PROBLEM STATEMENT: The response must contain each line of the material that holds "icon".

RECORD SET:
⟨

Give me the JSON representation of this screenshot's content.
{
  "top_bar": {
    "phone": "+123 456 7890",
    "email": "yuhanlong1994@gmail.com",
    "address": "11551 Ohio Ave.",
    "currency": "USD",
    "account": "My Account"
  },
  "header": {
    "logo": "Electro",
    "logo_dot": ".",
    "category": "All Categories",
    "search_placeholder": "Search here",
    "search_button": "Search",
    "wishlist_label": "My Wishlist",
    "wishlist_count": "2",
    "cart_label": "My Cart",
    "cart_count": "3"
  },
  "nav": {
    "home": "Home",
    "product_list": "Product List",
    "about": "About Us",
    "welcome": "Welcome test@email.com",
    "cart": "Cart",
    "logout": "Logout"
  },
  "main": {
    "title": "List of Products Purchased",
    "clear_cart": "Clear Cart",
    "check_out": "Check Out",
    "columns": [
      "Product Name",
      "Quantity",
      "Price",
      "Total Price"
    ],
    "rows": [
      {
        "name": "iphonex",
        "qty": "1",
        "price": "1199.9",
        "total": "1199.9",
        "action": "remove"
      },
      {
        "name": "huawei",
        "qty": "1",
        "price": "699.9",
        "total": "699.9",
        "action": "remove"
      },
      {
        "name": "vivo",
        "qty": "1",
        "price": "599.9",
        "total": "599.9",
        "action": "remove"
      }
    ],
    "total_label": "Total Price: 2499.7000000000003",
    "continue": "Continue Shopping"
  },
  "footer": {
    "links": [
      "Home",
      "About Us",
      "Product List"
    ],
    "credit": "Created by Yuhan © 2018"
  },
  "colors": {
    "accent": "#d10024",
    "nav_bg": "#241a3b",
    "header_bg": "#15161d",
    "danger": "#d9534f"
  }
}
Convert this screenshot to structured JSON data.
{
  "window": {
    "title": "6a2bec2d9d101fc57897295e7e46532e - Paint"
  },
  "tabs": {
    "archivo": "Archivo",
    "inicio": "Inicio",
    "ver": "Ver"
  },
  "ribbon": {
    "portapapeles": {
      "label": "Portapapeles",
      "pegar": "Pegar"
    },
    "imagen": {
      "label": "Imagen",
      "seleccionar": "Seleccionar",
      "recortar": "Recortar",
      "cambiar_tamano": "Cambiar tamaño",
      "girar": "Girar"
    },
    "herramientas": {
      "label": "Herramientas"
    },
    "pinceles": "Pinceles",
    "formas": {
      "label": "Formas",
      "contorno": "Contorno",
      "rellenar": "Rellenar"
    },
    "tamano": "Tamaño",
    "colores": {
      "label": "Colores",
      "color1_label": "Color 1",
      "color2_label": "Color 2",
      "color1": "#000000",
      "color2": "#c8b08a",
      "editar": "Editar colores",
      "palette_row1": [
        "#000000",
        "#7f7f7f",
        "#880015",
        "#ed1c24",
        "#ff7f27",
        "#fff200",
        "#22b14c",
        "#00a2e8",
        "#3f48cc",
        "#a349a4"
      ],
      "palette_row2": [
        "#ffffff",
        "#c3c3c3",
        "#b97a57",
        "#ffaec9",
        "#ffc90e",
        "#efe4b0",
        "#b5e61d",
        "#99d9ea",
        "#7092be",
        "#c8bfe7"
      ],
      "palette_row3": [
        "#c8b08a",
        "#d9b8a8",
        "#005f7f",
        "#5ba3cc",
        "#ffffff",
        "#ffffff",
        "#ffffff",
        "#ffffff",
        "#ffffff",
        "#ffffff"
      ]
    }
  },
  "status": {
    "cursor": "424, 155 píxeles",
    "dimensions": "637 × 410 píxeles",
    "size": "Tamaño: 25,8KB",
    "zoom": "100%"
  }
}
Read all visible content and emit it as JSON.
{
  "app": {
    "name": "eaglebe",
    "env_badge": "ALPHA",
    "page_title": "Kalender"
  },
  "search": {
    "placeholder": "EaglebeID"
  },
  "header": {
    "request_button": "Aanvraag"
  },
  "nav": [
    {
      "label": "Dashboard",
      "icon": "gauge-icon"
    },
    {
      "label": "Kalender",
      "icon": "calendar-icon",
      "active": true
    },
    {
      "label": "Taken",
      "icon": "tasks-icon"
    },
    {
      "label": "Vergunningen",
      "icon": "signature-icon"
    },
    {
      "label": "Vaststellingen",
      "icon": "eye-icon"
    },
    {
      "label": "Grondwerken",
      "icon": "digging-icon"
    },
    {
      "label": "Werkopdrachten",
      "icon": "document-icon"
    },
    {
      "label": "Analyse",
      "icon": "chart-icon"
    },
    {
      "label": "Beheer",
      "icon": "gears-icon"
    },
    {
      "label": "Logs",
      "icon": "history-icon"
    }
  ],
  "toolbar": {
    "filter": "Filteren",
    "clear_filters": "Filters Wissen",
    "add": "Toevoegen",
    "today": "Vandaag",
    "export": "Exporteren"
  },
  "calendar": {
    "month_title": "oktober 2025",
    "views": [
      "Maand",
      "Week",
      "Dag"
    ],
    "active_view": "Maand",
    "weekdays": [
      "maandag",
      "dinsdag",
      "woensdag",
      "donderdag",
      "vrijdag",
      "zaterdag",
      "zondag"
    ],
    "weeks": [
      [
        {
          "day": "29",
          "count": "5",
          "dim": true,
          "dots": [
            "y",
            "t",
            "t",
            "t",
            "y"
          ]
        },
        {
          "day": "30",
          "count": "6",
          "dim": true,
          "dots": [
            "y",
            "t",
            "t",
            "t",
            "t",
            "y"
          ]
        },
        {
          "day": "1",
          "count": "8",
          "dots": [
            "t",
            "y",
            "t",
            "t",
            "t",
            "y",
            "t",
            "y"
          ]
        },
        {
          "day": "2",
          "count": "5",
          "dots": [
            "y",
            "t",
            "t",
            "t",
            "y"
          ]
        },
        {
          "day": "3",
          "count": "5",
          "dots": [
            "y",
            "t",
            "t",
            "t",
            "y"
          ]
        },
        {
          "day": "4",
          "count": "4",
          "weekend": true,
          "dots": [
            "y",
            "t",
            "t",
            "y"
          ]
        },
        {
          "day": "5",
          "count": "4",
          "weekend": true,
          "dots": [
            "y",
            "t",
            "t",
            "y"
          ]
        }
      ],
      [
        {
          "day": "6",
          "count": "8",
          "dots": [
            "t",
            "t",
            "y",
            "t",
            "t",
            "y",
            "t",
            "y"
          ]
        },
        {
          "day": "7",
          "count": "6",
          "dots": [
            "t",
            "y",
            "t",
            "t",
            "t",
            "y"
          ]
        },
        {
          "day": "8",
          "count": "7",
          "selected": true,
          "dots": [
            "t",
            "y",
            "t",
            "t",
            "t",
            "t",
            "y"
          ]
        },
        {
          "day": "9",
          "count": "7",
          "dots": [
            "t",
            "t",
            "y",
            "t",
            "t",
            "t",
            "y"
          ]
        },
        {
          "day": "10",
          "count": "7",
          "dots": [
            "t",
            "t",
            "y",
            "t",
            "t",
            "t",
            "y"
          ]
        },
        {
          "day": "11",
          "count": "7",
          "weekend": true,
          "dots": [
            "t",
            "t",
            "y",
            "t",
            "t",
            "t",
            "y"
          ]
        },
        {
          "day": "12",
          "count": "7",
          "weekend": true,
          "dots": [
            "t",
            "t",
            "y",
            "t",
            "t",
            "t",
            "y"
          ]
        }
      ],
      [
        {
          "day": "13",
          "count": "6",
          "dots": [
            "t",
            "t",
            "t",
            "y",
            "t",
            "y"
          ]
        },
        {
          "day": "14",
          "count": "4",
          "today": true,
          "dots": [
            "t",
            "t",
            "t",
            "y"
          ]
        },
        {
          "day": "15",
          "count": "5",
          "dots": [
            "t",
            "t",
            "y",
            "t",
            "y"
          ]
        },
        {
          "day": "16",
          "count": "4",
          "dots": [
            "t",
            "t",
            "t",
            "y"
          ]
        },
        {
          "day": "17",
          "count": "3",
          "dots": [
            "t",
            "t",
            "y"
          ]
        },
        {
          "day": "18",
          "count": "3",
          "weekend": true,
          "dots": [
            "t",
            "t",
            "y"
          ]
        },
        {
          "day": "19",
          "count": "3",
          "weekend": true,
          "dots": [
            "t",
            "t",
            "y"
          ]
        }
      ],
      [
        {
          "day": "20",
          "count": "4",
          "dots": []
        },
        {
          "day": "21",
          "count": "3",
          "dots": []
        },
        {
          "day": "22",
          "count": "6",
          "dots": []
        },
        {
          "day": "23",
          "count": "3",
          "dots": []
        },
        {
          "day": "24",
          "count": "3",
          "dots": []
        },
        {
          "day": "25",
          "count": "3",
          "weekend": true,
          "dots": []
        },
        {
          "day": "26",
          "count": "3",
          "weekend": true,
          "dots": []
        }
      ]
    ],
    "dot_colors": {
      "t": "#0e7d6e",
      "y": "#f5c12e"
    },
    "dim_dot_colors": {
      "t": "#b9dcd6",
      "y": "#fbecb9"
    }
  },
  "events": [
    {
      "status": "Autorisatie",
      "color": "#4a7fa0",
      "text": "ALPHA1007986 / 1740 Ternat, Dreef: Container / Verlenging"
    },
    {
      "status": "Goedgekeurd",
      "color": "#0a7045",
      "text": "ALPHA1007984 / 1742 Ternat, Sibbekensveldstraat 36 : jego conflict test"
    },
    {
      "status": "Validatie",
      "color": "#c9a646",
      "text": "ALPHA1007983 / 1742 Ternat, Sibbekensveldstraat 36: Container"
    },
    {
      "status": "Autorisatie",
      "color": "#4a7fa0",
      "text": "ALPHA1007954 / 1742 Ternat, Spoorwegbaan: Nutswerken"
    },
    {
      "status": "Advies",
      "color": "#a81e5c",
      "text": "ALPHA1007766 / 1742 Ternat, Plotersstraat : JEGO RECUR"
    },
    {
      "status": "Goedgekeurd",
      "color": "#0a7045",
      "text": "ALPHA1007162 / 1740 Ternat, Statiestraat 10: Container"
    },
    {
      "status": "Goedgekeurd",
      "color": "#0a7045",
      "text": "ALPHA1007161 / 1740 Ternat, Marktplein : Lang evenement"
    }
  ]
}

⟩

REPLY TO THE TASK:
      "icon": "gauge-icon"
      "icon": "calendar-icon",
      "icon": "tasks-icon"
      "icon": "signature-icon"
      "icon": "eye-icon"
      "icon": "digging-icon"
      "icon": "document-icon"
      "icon": "chart-icon"
      "icon": "gears-icon"
      "icon": "history-icon"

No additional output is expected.